If you’re considering purchasing a new theme, get in touch with the developer and ask them whether it functions well in a Multisite network.
Best WordPress Multisite Hosting
There are certain things you need to bear in mind if you want to build websites using WordPress Multisite.
First and foremost, you have to ensure your hosting environment is suitable for the software. Check whether your provider gives an easy way of editing wp-config.php and .htaccess.
You shouldn’t underestimate the importance of domain management features, either. Regardless of whether your websites will be hosted under subdomains, subfolders, or separate domains, you need to ensure that you have the tools to control them.
Of course, you mustn’t forget you’re hosting multiple websites on a single hosting account. The more pages you create – the more resources you need. Getting a scalable server and hosting deal will ensure you can grow without any performance setbacks.
At ScalaHosting, we fully support WordPress Multisite and often help in creating such networks. We already host thousands of WordPress-based websites and put all our expertise into their fast and smooth running.
Even with our affordable shared plans, you’ll get a hosting environment that is optimized for WordPress. Still, if you’re willing to maximize performance and security – a powerful VPS solution would be a much better choice. With a virtual server, you’ll get a dedicated IP and hardware resources that are reserved especially for you.
If you get yourself a managed VPS, you will also control the entire virtual server via SPanel – our own all-in-one management platform.
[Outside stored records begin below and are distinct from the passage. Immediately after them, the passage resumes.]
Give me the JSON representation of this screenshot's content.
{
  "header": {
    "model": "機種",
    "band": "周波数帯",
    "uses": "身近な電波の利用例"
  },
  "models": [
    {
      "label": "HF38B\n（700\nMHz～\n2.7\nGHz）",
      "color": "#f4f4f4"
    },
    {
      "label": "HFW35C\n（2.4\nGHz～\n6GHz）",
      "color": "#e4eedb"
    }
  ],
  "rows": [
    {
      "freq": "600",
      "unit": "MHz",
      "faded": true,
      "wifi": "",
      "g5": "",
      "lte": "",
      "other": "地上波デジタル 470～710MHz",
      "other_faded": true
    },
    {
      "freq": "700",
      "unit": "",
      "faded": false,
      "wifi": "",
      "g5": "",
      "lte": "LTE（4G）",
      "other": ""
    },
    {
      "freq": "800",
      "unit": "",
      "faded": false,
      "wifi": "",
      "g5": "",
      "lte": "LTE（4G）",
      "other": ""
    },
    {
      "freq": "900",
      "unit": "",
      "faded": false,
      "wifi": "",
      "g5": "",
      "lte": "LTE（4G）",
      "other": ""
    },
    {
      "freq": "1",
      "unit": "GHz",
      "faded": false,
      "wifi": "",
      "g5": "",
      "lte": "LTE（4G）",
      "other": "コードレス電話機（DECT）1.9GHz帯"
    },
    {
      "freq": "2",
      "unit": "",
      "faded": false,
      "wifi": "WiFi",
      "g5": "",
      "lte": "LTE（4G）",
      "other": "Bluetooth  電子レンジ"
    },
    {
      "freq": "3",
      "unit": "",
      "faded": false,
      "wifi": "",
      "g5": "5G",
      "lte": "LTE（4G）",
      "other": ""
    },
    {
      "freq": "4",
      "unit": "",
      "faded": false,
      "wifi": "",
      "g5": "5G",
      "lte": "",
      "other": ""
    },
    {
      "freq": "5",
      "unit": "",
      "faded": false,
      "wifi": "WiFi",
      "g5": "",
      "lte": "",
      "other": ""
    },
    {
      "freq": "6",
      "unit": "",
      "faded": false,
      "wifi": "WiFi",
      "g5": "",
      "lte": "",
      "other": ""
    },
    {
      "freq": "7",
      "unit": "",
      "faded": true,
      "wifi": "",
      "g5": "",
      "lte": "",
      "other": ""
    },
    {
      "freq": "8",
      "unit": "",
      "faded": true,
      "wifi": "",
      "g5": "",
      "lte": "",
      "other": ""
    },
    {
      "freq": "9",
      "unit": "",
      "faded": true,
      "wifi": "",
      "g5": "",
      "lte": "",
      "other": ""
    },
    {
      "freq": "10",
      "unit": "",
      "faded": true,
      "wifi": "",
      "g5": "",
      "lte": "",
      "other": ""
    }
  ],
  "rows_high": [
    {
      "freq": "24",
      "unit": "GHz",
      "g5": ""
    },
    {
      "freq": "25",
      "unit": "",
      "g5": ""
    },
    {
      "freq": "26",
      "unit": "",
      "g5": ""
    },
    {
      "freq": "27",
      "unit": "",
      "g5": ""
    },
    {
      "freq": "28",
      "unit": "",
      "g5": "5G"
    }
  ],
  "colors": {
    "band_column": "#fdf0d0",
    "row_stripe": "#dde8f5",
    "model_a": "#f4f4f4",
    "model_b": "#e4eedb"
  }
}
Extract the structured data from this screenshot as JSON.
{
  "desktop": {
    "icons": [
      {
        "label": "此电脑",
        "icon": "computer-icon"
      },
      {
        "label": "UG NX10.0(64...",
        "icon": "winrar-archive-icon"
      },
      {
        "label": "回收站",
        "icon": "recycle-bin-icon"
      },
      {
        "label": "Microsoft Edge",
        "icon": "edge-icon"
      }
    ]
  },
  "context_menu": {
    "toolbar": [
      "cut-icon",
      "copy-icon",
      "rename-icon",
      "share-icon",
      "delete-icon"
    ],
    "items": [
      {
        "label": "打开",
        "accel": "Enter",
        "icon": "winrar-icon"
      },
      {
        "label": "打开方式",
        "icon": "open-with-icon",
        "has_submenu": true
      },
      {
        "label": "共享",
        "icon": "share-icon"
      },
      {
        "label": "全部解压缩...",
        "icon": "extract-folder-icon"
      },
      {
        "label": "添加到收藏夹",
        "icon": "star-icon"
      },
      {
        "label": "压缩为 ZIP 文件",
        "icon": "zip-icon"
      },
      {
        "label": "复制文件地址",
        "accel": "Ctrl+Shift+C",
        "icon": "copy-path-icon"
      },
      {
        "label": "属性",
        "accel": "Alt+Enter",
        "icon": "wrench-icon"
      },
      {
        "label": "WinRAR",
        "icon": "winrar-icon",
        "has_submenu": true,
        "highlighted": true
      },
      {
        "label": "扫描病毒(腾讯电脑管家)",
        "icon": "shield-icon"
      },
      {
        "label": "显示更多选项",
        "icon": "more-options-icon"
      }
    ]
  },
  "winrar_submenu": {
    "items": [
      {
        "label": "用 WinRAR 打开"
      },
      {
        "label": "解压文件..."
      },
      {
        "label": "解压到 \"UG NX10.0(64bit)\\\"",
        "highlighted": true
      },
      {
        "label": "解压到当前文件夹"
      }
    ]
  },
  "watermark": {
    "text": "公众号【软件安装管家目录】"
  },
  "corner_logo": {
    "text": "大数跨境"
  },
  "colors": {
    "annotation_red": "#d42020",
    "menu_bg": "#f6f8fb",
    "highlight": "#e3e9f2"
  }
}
SPanel includes the SWordPress Manager – another unique tool that was designed and developed with WordPress users in mind. It lets you install the world’s most popular CMS on your account, keep it updated, and secure it from unauthorized updates.
It’s no wonder that WordPress Multisite is a part of the WP core. Many people need to manage more than one website, and the ability to control them all through a single dashboard can be an incredible productivity booster. It’s an extremely convenient tool, but making the most out of it has a bit of a learning curve.
What is WordPress Multisite?
WordPress Multisite is a feature that lets you create and run multiple websites from a single WP dashboard. WordPress developers use it to manage their clients’ websites, and it’s often the preferred method for running multilingual projects. Organizations also frequently employ it to create subsites for individual departments.
In a WordPress Multisite network, the owner of the primary WP installation is a super admin and has full control over all the websites. The sites are managed either by the super admin only or by users with delegated permissions.
Do I need to install additional plugins to use WordPress Multisite?
No, you don’t. WordPress Multisite is a part of the WP core and activated with the addition of a couple of lines of code to the wp-config.php file.
Can I create WordPress Multisite sites under separate domains?
During the network setup, you can choose to have the sites hosted either in subfolders or under subdomains. If you have a separate domain, you can point it to the hosting server, add it to your hosting account, and map it to one of your Multisite websites.
How many websites can I create with WordPress Multisite?
There are no limits to the number of websites you can create with WordPress Multisite. However, bear in mind that every site takes up some of your account’s storage space and utilizes resources like CPU and RAM. If you are looking to create a large number of websites, you need to ensure your hosting solution is powerful enough to handle the load.